AHVA Codes of Practice

It is expected that all UBC students taking VISA courses will be respectful and responsible when researching, creating artistic work, and presenting work publicly.

VISA students are members of the UBC community and must ensure that their research and the content of their work do not violate any international, national, provincial, municipal, or University laws and policies.

AHVA reserves the right to review and give final approval for what research is conducted and how work is publicly presented.

AHVA faculty and staff are here to assist students in safely achieving their academic and artistic goals. Faculty and staff respect student confidentiality.

All students should remember that they are here to learn, experiment and push themselves, as such failure is inevitable–the saw blade will break, the printer will jam the day, hour, minute before your presentation–faculty and staff are here to support you through this, do not be afraid to take risks and push yourself in your work.

Full list of UBC policies.


UBC Statement on Respectful Environment

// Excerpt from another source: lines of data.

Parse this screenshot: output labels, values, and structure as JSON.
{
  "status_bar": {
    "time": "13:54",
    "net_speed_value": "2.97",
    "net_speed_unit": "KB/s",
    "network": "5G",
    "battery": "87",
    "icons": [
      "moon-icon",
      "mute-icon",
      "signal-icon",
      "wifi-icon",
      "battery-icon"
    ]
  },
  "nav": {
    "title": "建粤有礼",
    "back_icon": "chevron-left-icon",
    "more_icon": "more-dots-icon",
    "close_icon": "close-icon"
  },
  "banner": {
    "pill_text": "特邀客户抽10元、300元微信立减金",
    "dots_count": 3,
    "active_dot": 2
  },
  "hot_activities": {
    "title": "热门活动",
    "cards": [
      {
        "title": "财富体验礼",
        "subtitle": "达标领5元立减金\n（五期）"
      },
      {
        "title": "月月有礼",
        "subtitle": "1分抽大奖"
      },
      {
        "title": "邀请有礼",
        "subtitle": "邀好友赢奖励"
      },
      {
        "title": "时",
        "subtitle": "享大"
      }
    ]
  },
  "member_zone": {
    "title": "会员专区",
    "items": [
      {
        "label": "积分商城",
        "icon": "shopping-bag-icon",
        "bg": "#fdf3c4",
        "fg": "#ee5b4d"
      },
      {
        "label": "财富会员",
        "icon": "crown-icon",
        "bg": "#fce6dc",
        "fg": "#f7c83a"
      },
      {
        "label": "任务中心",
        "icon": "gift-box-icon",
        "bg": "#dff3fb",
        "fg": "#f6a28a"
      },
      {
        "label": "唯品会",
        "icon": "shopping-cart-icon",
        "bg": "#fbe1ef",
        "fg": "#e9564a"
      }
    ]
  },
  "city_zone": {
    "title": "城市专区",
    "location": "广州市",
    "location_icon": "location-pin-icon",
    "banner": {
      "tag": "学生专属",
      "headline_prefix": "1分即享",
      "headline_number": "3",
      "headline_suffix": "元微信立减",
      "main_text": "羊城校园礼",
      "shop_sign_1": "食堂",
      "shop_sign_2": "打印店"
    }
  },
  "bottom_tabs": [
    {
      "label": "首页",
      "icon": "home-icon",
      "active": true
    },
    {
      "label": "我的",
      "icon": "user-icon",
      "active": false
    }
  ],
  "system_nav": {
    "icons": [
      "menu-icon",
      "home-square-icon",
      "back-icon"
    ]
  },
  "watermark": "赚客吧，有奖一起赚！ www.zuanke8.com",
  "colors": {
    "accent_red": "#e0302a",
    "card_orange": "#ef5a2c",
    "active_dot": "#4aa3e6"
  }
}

The University of British Columbia envisions a climate in which students, faculty, and staff are provided with the best possible conditions for learning, researching, and working, including an environment that is dedicated to excellence, equity, and mutual respect. The University of British Columbia strives to realize this vision by establishing employment and educational practices that respect the dignity of individuals and make it possible for everyone to live, work, and study in a positive and supportive environment, free from harmful behaviours such as bullying and harassment. The best possible environment for working, learning, and living is one in which respect, civility, diversity, opportunity, and inclusion are valued. Everyone at the University of British Columbia is expected to conduct themselves in a manner that upholds these principles in all communications and interactions with fellow UBC community members and the public in all University-related settings.


Academic Freedom

The members of the University enjoy certain rights and privileges essential to the fulfillment of its primary functions: instruction and the pursuit of knowledge. Central among these rights is the freedom, within the law, to pursue what seems to them as fruitful avenues of inquiry, to teach and to learn unhindered by external or non-academic constraints, and to engage in full and unrestricted consideration of any opinion. This freedom extends not only to the regular members of the University, but to all who are invited to participate in its forum. Suppression of this freedom, whether by institutions of the state, the officers of the University, or the actions of private individuals, would prevent the University from carrying out its primary functions. All members of the University must recognize this fundamental principle and must share responsibility for supporting, safeguarding, and preserving this central freedom. Behaviour that obstructs free and full discussion, not only of ideas that are safe and accepted, but of those which may be unpopular or even abhorrent, vitally threatens the integrity of the University’s forum. Such behaviour cannot be tolerated.


Freedom from Harassment & Discrimination

The University of British Columbia is committed to ensuring that all members of the University community – students, faculty, staff, and visitors – are able to study and work in an environment of tolerance and mutual respect that is free from harassment and discrimination.